Thomas Clarke (
7 Nov 1995 13:22:25 GMT

In article <47mc3a$> (Phillip Bigelow) writes:

> (J. Moore) wrote:

>>>Perhaps you could be so kind as to provide a reference for the
>>>notion that harp seals, or any other aquatic mammal, use eccrine
>>>sweating. I've asked Morgan for this but it's been several weeks
>>>now and she hasn't seen fit to reply or supply (a ref).

> responded:
>>Perhaps you should ask her for this single reference politely, instead of
>>asking her to give references for every single claim she's ever made,
>>overnight. It ain't fair to ask an obviously sarcastic question and then
>>expect to get away with slagging someone off for not taking you

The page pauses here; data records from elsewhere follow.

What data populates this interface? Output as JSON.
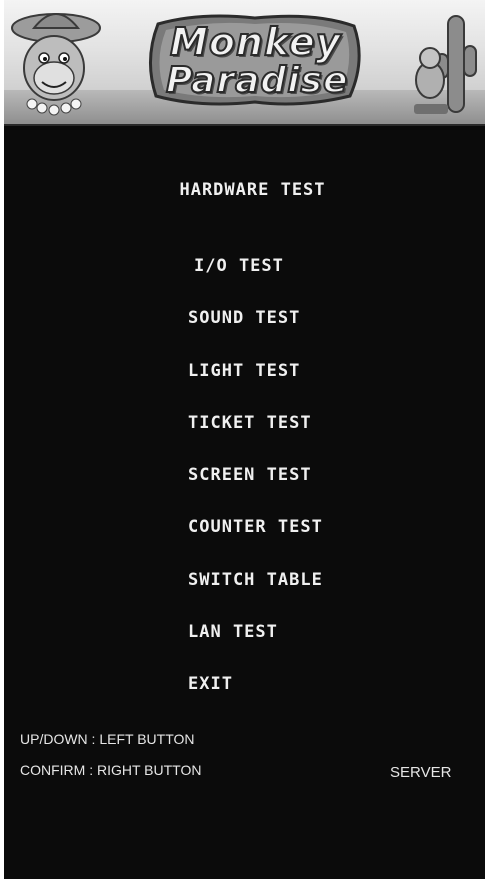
{
  "header": {
    "logo_line1": "Monkey",
    "logo_line2": "Paradise"
  },
  "menu": {
    "title": "HARDWARE TEST",
    "items": [
      "I/O TEST",
      "SOUND TEST",
      "LIGHT TEST",
      "TICKET TEST",
      "SCREEN TEST",
      "COUNTER TEST",
      "SWITCH TABLE",
      "LAN TEST",
      "EXIT"
    ]
  },
  "help": {
    "line1": "UP/DOWN : LEFT BUTTON",
    "line2": "CONFIRM : RIGHT BUTTON",
    "mode": "SERVER"
  },
  "colors": {
    "background": "#0b0b0b",
    "text": "#f0f0f0",
    "banner": "#d8d8d8"
  }
}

> Actually, since Ms. Morgan is, theoretically, at least, the "resident
>expert" on the AAT, it is reasonble of Jim to make the challenge to her.
>Remember that MORGAN is the one who *should* have her facts straight. We
>are just holding her to a reasonable expectation. We certainly wouldn't
>hold amatuers like Troy Kelley or Mark Hubbey to such rigorous

The psychology and sociology and meta-science of those against the AAT
never ceases to amaze me.

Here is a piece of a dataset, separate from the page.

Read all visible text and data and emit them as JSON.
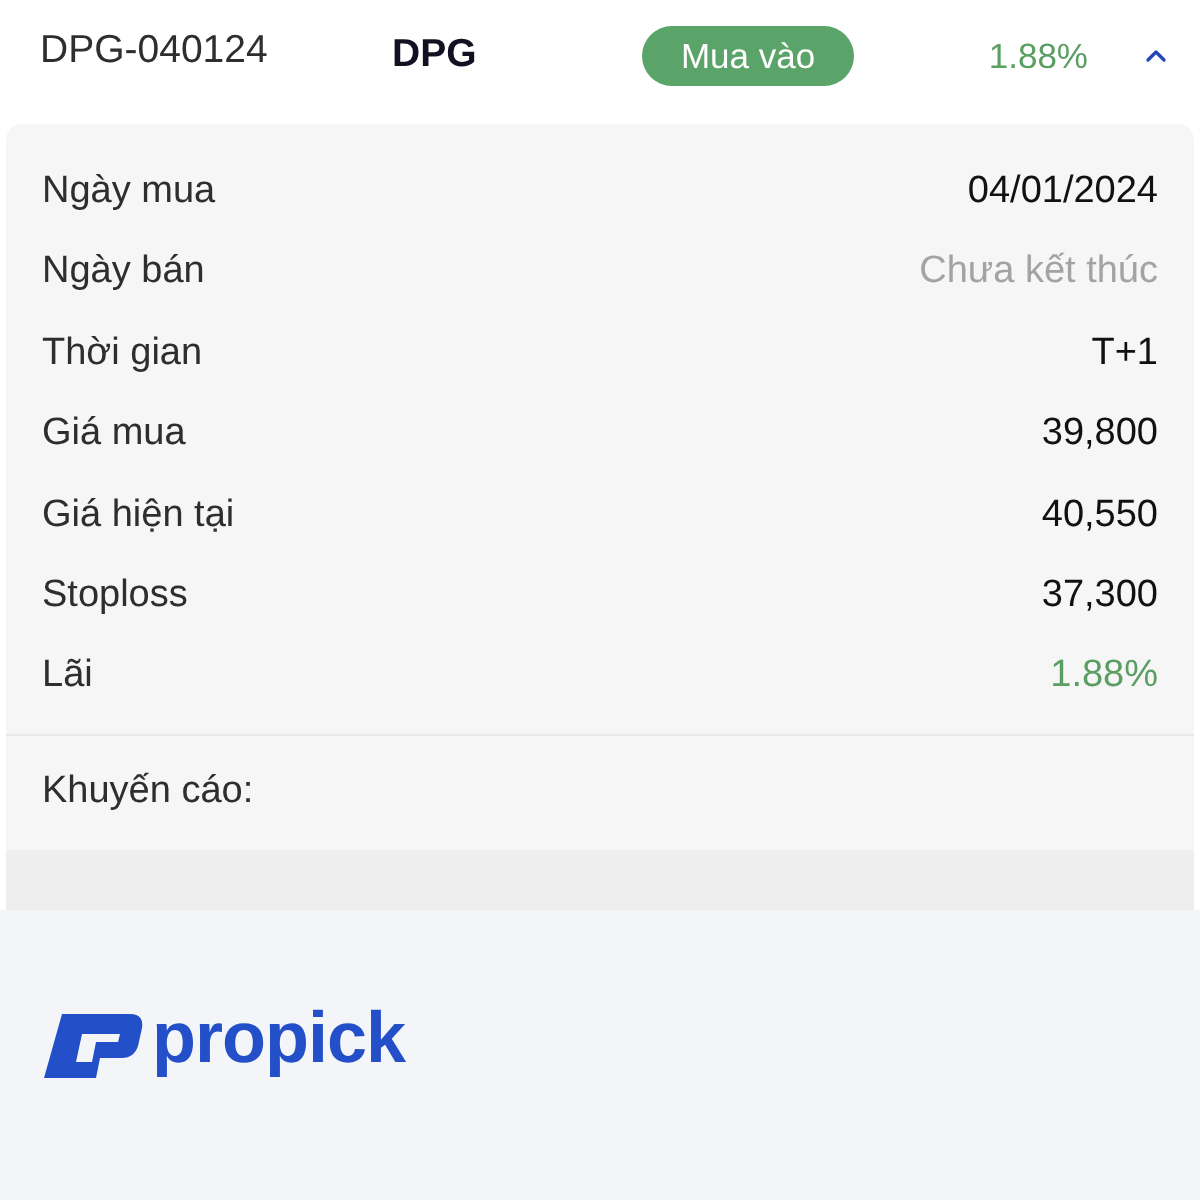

Ms. Morgan is a grandmother. I can picture her like Andy Rooney
composing her books on an old Underwood consulting notes on 3 by 5 cards.
It would be rather a burden for someone who works in that style to
type in ALL the references. Not like appending a text file to a
usenet post.

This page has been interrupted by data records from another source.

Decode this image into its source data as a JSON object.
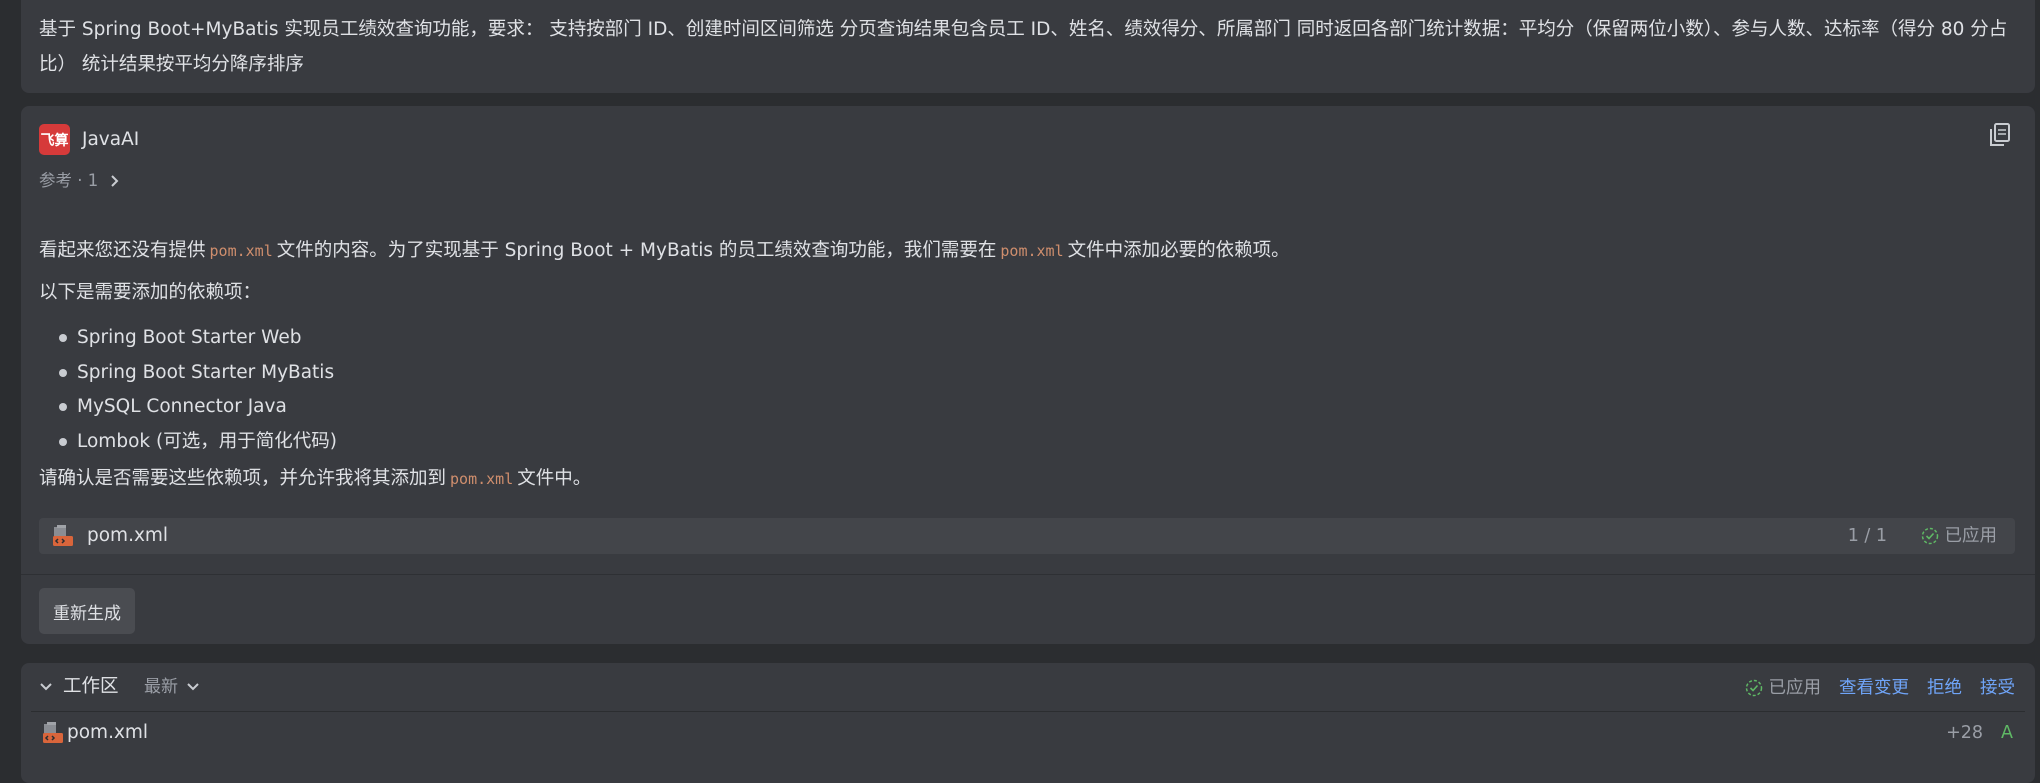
{
  "user_message": {
    "text": "基于 Spring Boot+MyBatis 实现员工绩效查询功能，要求： 支持按部门 ID、创建时间区间筛选 分页查询结果包含员工 ID、姓名、绩效得分、所属部门 同时返回各部门统计数据：平均分（保留两位小数）、参与人数、达标率（得分 80 分占比） 统计结果按平均分降序排序"
  },
  "ai": {
    "logo_text": "飞算",
    "name": "JavaAI",
    "refs_label": "参考 · 1",
    "para1": {
      "before": "看起来您还没有提供",
      "code": "pom.xml",
      "after": "文件的内容。为了实现基于 Spring Boot + MyBatis 的员工绩效查询功能，我们需要在",
      "code2": "pom.xml",
      "after2": "文件中添加必要的依赖项。"
    },
    "para2": "以下是需要添加的依赖项：",
    "dependencies": [
      "Spring Boot Starter Web",
      "Spring Boot Starter MyBatis",
      "MySQL Connector Java",
      "Lombok (可选，用于简化代码)"
    ],
    "para3": {
      "before": "请确认是否需要这些依赖项，并允许我将其添加到",
      "code": "pom.xml",
      "after": "文件中。"
    },
    "file": {
      "name": "pom.xml",
      "count": "1 / 1",
      "status": "已应用"
    },
    "regenerate_label": "重新生成"
  },
  "workspace": {
    "title": "工作区",
    "filter": "最新",
    "status": "已应用",
    "view_changes": "查看变更",
    "reject": "拒绝",
    "accept": "接受",
    "file": {
      "name": "pom.xml",
      "diff": "+28",
      "flag": "A"
    }
  },
  "colors": {
    "background": "#2b2d30",
    "panel": "#393b40",
    "link": "#6fa4f8",
    "applied_green": "#5fb865",
    "code": "#cf8e6d",
    "logo": "#d63a3a"
  }
}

I have this mental image of Jim and Phillip and ... at a public
lecture by Ms. Morgan jumping up and down and yelling

Sometimes I wonder if the problem is not some sort of psychological
hold over from creationist days. To salve the creationists, the
tendency of early evolutionists was to make man a fairly recent
occurrence and to seperate the line leading to man from the apes as
far back in time as possible. This satisifies the two somewhat
contradictory goals of seperating ape from man as much as possible
and of making the origin of modern man recent - like the various
creation stories. The various old museum reconstructions of
Neanderthal man showing him hairy and hunched over show this
preference for making modern features sole possession of h.sapiens.

Sometimes it seems to me that this
style of thought has become ingrained in paleo-anthropologists.
Their reflex seems to be to place the origin of any feature that
distinguishs man from ape as close to the present as possible and
to put the split as far back as possible. Thus there was
considerable resistance to the DNA evidence when it first came
out since it moved the split to more recent times. Fossil
evidence has forced the acceptance of an early origin of bipedalism,
but other soft tissue features all tend to get lumped into
a recent origin. There is no interest in an early origin of
nakedness, or a fat layer, or a descended larynx, or ...

Dusting off that old hoary parsimony principle, it would seem
that lacking evidence to the contrary, that these various
features would have their origin spread out in time throughout
hominid evolution. To place them automatically in fairly recent
times seems to be evidence of an unrecognized assumption in
PA thinking.

I hope I haven't offended with these speculations, but I assure
you that cosmology and other fields are just as subject to
unexamined assumptions.

Tom Clarke